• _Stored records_
◆ ◆ ◆ ◆ ◆
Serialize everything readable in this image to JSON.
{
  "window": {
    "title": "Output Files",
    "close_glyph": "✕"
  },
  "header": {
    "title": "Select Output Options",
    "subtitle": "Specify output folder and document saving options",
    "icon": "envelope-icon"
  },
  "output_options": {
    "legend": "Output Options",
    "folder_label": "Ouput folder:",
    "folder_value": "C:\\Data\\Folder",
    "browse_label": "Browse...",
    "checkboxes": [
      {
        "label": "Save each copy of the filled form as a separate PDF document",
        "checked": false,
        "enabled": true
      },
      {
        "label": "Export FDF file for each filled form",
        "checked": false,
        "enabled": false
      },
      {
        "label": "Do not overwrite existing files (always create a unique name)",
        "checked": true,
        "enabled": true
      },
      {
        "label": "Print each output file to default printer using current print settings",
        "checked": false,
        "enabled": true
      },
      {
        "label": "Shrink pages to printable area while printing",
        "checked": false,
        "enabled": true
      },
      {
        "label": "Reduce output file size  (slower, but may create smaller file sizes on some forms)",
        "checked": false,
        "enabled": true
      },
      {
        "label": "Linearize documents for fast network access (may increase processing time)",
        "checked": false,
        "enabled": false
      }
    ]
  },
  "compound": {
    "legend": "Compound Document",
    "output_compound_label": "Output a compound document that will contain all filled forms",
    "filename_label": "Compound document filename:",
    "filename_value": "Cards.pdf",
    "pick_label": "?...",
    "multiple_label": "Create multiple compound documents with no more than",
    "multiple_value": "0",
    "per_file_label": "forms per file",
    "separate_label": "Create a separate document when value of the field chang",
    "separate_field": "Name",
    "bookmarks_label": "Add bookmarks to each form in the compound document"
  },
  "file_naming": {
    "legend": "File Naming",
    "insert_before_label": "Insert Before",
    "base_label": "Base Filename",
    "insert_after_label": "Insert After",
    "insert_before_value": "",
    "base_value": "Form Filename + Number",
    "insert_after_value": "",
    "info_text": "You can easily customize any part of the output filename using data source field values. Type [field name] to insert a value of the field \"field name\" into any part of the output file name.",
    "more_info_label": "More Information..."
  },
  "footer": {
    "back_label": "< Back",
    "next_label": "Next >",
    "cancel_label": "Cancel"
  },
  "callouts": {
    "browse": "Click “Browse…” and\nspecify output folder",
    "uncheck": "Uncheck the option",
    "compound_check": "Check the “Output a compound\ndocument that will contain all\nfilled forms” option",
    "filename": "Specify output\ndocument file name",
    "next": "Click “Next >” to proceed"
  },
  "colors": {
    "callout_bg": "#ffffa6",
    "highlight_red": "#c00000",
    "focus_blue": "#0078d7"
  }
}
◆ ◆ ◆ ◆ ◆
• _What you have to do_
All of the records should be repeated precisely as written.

• _Answer to this problem_
Serialize everything readable in this image to JSON.
{
  "window": {
    "title": "Output Files",
    "close_glyph": "✕"
  },
  "header": {
    "title": "Select Output Options",
    "subtitle": "Specify output folder and document saving options",
    "icon": "envelope-icon"
  },
  "output_options": {
    "legend": "Output Options",
    "folder_label": "Ouput folder:",
    "folder_value": "C:\\Data\\Folder",
    "browse_label": "Browse...",
    "checkboxes": [
      {
        "label": "Save each copy of the filled form as a separate PDF document",
        "checked": false,
        "enabled": true
      },
      {
        "label": "Export FDF file for each filled form",
        "checked": false,
        "enabled": false
      },
      {
        "label": "Do not overwrite existing files (always create a unique name)",
        "checked": true,
        "enabled": true
      },
      {
        "label": "Print each output file to default printer using current print settings",
        "checked": false,
        "enabled": true
      },
      {
        "label": "Shrink pages to printable area while printing",
        "checked": false,
        "enabled": true
      },
      {
        "label": "Reduce output file size  (slower, but may create smaller file sizes on some forms)",
        "checked": false,
        "enabled": true
      },
      {
        "label": "Linearize documents for fast network access (may increase processing time)",
        "checked": false,
        "enabled": false
      }
    ]
  },
  "compound": {
    "legend": "Compound Document",
    "output_compound_label": "Output a compound document that will contain all filled forms",
    "filename_label": "Compound document filename:",
    "filename_value": "Cards.pdf",
    "pick_label": "?...",
    "multiple_label": "Create multiple compound documents with no more than",
    "multiple_value": "0",
    "per_file_label": "forms per file",
    "separate_label": "Create a separate document when value of the field chang",
    "separate_field": "Name",
    "bookmarks_label": "Add bookmarks to each form in the compound document"
  },
  "file_naming": {
    "legend": "File Naming",
    "insert_before_label": "Insert Before",
    "base_label": "Base Filename",
    "insert_after_label": "Insert After",
    "insert_before_value": "",
    "base_value": "Form Filename + Number",
    "insert_after_value": "",
    "info_text": "You can easily customize any part of the output filename using data source field values. Type [field name] to insert a value of the field \"field name\" into any part of the output file name.",
    "more_info_label": "More Information..."
  },
  "footer": {
    "back_label": "< Back",
    "next_label": "Next >",
    "cancel_label": "Cancel"
  },
  "callouts": {
    "browse": "Click “Browse…” and\nspecify output folder",
    "uncheck": "Uncheck the option",
    "compound_check": "Check the “Output a compound\ndocument that will contain all\nfilled forms” option",
    "filename": "Specify output\ndocument file name",
    "next": "Click “Next >” to proceed"
  },
  "colors": {
    "callout_bg": "#ffffa6",
    "highlight_red": "#c00000",
    "focus_blue": "#0078d7"
  }
}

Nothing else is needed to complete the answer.